SO I’VE BECOME a homebody. Nobody is more surprised than I. But if you saw my home, you’d understand.
You’d understand especially in summer, for everyone wants to be in Traverse City in the sweet season. Can you blame them? Days on the bay and the inland lakes, evenings downtown at theaters, breweries, bookstores, and restaurants. We even have a nightlife now—one that doesn’t necessarily involve a bonfire on the beach and the hex hatch on the Boardman.

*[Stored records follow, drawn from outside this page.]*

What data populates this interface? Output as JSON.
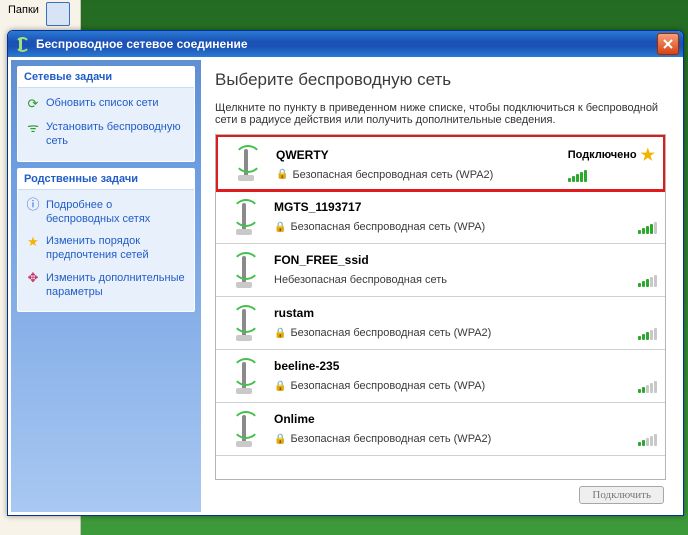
{
  "desktop": {
    "folder_label": "Папки"
  },
  "window": {
    "title": "Беспроводное сетевое соединение"
  },
  "sidebar": {
    "group1_title": "Сетевые задачи",
    "group1_items": [
      {
        "label": "Обновить список сети"
      },
      {
        "label": "Установить беспроводную сеть"
      }
    ],
    "group2_title": "Родственные задачи",
    "group2_items": [
      {
        "label": "Подробнее о беспроводных сетях"
      },
      {
        "label": "Изменить порядок предпочтения сетей"
      },
      {
        "label": "Изменить дополнительные параметры"
      }
    ]
  },
  "main": {
    "heading": "Выберите беспроводную сеть",
    "hint": "Щелкните по пункту в приведенном ниже списке, чтобы подключиться к беспроводной сети в радиусе действия или получить дополнительные сведения.",
    "connect_button": "Подключить"
  },
  "networks": [
    {
      "name": "QWERTY",
      "status": "Подключено",
      "secure": true,
      "sec_text": "Безопасная беспроводная сеть (WPA2)",
      "strength": 5,
      "highlight": true,
      "starred": true
    },
    {
      "name": "MGTS_1193717",
      "status": "",
      "secure": true,
      "sec_text": "Безопасная беспроводная сеть (WPA)",
      "strength": 4,
      "highlight": false,
      "starred": false
    },
    {
      "name": "FON_FREE_ssid",
      "status": "",
      "secure": false,
      "sec_text": "Небезопасная беспроводная сеть",
      "strength": 3,
      "highlight": false,
      "starred": false
    },
    {
      "name": "rustam",
      "status": "",
      "secure": true,
      "sec_text": "Безопасная беспроводная сеть (WPA2)",
      "strength": 3,
      "highlight": false,
      "starred": false
    },
    {
      "name": "beeline-235",
      "status": "",
      "secure": true,
      "sec_text": "Безопасная беспроводная сеть (WPA)",
      "strength": 2,
      "highlight": false,
      "starred": false
    },
    {
      "name": "Onlime",
      "status": "",
      "secure": true,
      "sec_text": "Безопасная беспроводная сеть (WPA2)",
      "strength": 2,
      "highlight": false,
      "starred": false
    }
  ]
}
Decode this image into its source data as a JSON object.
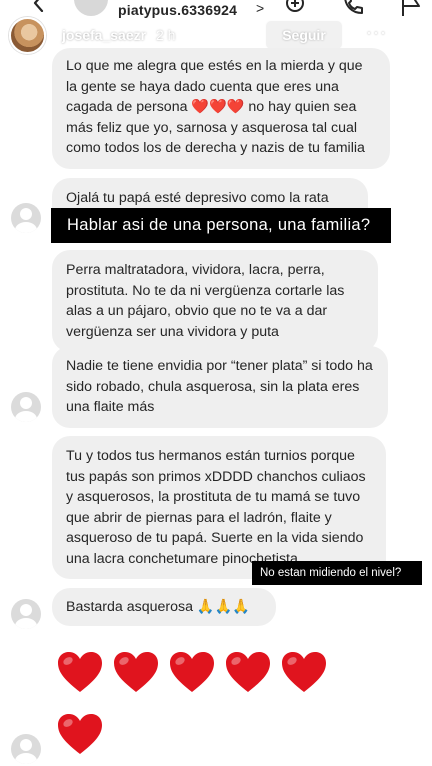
{
  "top_bar": {
    "username": "piatypus.6336924",
    "chevron": ">"
  },
  "story_header": {
    "username": "josefa_saezr",
    "time": "2 h",
    "follow_label": "Seguir",
    "more": "···"
  },
  "messages": [
    {
      "text": "Lo que me alegra que estés en la mierda y que la gente se haya dado cuenta que eres una cagada de persona ❤️❤️❤️ no hay quien sea más feliz que yo, sarnosa y asquerosa tal cual como todos los de derecha y nazis de tu familia"
    },
    {
      "text": "Ojalá tu papá esté depresivo como la rata"
    },
    {
      "text": "Perra maltratadora, vividora, lacra, perra, prostituta. No te da ni vergüenza cortarle las alas a un pájaro, obvio que no te va a dar vergüenza ser una vividora y puta"
    },
    {
      "text": "Nadie te tiene envidia por “tener plata” si todo ha sido robado, chula asquerosa, sin la plata eres una flaite más"
    },
    {
      "text": "Tu y todos tus hermanos están turnios porque tus papás son primos xDDDD chanchos culiaos y asquerosos, la prostituta de tu mamá se tuvo que abrir de piernas para el ladrón, flaite y asqueroso de tu papá. Suerte en la vida siendo una lacra conchetumare pinochetista."
    },
    {
      "text": "Bastarda asquerosa 🙏🙏🙏"
    }
  ],
  "overlays": {
    "caption_large": "Hablar asi de una persona, una familia?",
    "caption_small": "No estan midiendo el nivel?"
  },
  "hearts": {
    "count": 6,
    "color": "#e0141e"
  },
  "colors": {
    "bubble": "#efefef",
    "text": "#262626",
    "heart": "#e0141e"
  }
}
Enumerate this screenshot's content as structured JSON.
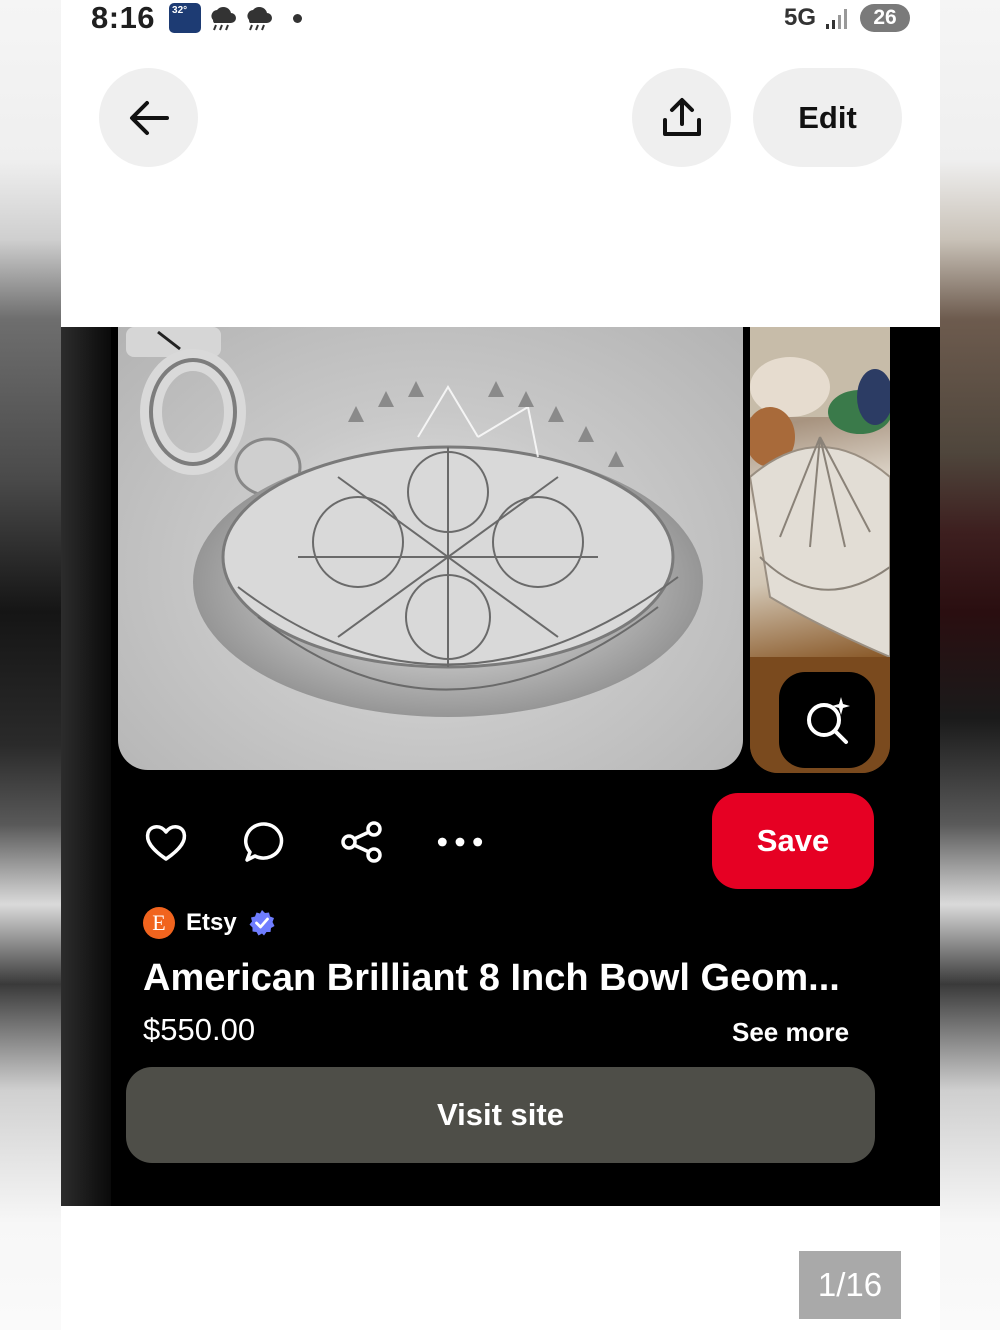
{
  "status_bar": {
    "time": "8:16",
    "weather_temp": "32°",
    "network": "5G",
    "battery": "26"
  },
  "header": {
    "back_icon": "arrow-left-icon",
    "share_icon": "upload-share-icon",
    "edit_label": "Edit"
  },
  "pin": {
    "image_description": "cut crystal bowl",
    "actions": [
      "heart-icon",
      "comment-icon",
      "share-icon",
      "more-icon"
    ],
    "save_label": "Save",
    "source": {
      "logo_letter": "E",
      "name": "Etsy"
    },
    "title": "American Brilliant 8 Inch Bowl Geom...",
    "price": "$550.00",
    "see_more_label": "See more",
    "visit_label": "Visit site"
  },
  "pagination": {
    "label": "1/16"
  },
  "colors": {
    "save_red": "#e60023",
    "etsy_orange": "#f1641e",
    "verified_blue": "#6f7dff",
    "visit_button": "#4e4e48"
  }
}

Summer! Its brevity only makes it sweeter. Our nightlife and daylife blend then, and our swimsuits never quite dry. The days are long but there are so few of them that we get a little boisterous from trying to pack so much in. One summer not long ago we got especially boisterous with our son Aaron and his beautiful wife Chelsea Bay, she with the middle name bestowed by her parents Mike and Carrie Wills in honor of this place so central to their lives. Chelsea’s grandfather was Warren Wills, who lived down the hill from us on East Bay, in a house where Chelsea and her sisters spent part of every summer since they were old enough to swim. The bay permeates the Wills and Dennis families in so many ways that a guy could spend his golden years tracing those golden threads.

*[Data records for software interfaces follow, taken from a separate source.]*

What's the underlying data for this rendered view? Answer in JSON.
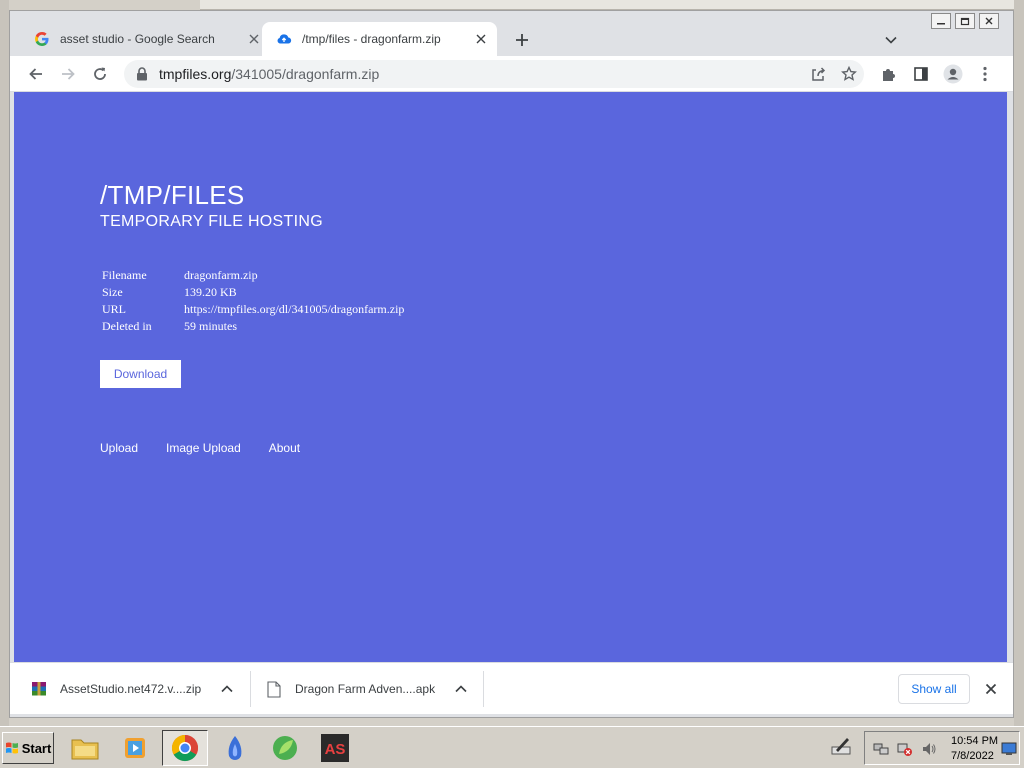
{
  "browser": {
    "tabs": [
      {
        "title": "asset studio - Google Search",
        "favicon": "google-icon"
      },
      {
        "title": "/tmp/files - dragonfarm.zip",
        "favicon": "cloud-upload-icon",
        "active": true
      }
    ],
    "address": {
      "domain": "tmpfiles.org",
      "path": "/341005/dragonfarm.zip"
    }
  },
  "page": {
    "title": "/TMP/FILES",
    "subtitle": "TEMPORARY FILE HOSTING",
    "file_info": [
      {
        "label": "Filename",
        "value": "dragonfarm.zip"
      },
      {
        "label": "Size",
        "value": "139.20 KB"
      },
      {
        "label": "URL",
        "value": "https://tmpfiles.org/dl/341005/dragonfarm.zip"
      },
      {
        "label": "Deleted in",
        "value": "59 minutes"
      }
    ],
    "download_label": "Download",
    "footer_links": [
      "Upload",
      "Image Upload",
      "About"
    ],
    "colors": {
      "background": "#5a66dd",
      "text": "#ffffff"
    }
  },
  "downloads": {
    "items": [
      {
        "name": "AssetStudio.net472.v....zip",
        "icon": "winrar-archive-icon"
      },
      {
        "name": "Dragon Farm Adven....apk",
        "icon": "file-icon"
      }
    ],
    "show_all_label": "Show all"
  },
  "taskbar": {
    "start_label": "Start",
    "clock_time": "10:54 PM",
    "clock_date": "7/8/2022"
  }
}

But these are golden years, too, and we never forget our good fortune in living here. Chelsea and Aaron spent the summer camped in our backyard, and suddenly our bay life became richer. (Nick was living in Montreal or we would have known riches beyond reckoning.) Our kids can do their work anywhere, on laptops and smart-phones, for their generation has made the world their office, and we gathered often during the day to shoot baskets in the driveway, investigate bird songs, and walk to the shore to check the status of swash marks and Pitcher’s thistle. Evenings we swam in front of Warren’s house, then cooked together, still in our swimsuits, and dined on our patio looking over the bay.
Other adventures were for the weekends: Birding and picking wild berries at the point. Sailing with Mike and Carrie on West Bay while the sun dipped below the hills of Leelanau. Paddling canoes from Hazerot Beach and riding the pushy waves north until we’d gone just far enough to make it home before dark.

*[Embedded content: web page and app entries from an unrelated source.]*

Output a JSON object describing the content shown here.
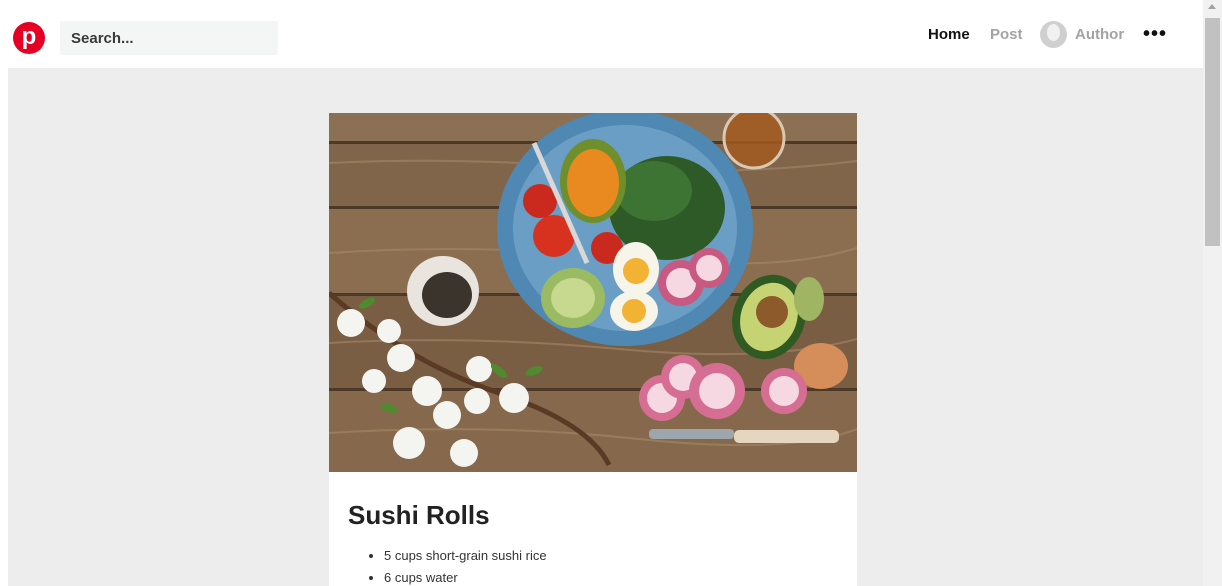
{
  "header": {
    "logo_letter": "p",
    "search_placeholder": "Search...",
    "nav": {
      "home": "Home",
      "post": "Post",
      "author": "Author",
      "more": "•••"
    }
  },
  "post": {
    "title": "Sushi Rolls",
    "ingredients": [
      "5 cups short-grain sushi rice",
      "6 cups water"
    ]
  },
  "colors": {
    "brand": "#e60023",
    "page_background": "#ededed",
    "nav_active": "#111111",
    "nav_inactive": "#a3a3a3"
  }
}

Our bay life is about more than just water. It’s about the work we do, though that is often about the water as well. It’s about the foods we love—many of them grown and raised by our neighbors—and the rituals of gathering, preparing, and eating them. But especially it’s about family and friends and our moments together: the laughter and music, campfires in the backyard, fishing trips and canoe outings, late nights under the stars. It’s cornucopia, life’s abundance spilling over—and summer’s stern reminder to make every day count.
(Originally published in Michigan Blue Magazine.)